- Opening Delimiter -

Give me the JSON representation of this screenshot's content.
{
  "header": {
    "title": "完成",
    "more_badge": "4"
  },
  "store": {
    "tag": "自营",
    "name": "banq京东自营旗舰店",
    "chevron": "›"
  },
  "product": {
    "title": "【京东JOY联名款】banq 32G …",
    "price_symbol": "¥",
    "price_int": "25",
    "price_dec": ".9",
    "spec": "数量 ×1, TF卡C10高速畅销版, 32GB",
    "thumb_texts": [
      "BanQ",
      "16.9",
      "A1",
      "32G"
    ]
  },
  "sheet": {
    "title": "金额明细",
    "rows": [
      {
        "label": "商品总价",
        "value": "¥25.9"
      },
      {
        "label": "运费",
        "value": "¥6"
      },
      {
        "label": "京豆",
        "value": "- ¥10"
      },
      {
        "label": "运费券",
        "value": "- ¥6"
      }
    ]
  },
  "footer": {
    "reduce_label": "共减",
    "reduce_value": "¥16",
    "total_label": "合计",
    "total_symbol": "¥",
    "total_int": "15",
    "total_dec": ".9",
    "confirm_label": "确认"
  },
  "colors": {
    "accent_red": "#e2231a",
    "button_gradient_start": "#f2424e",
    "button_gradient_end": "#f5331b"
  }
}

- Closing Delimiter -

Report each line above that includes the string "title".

**Your response:**
    "title": "完成",
    "title": "【京东JOY联名款】banq 32G …",
    "title": "金额明细",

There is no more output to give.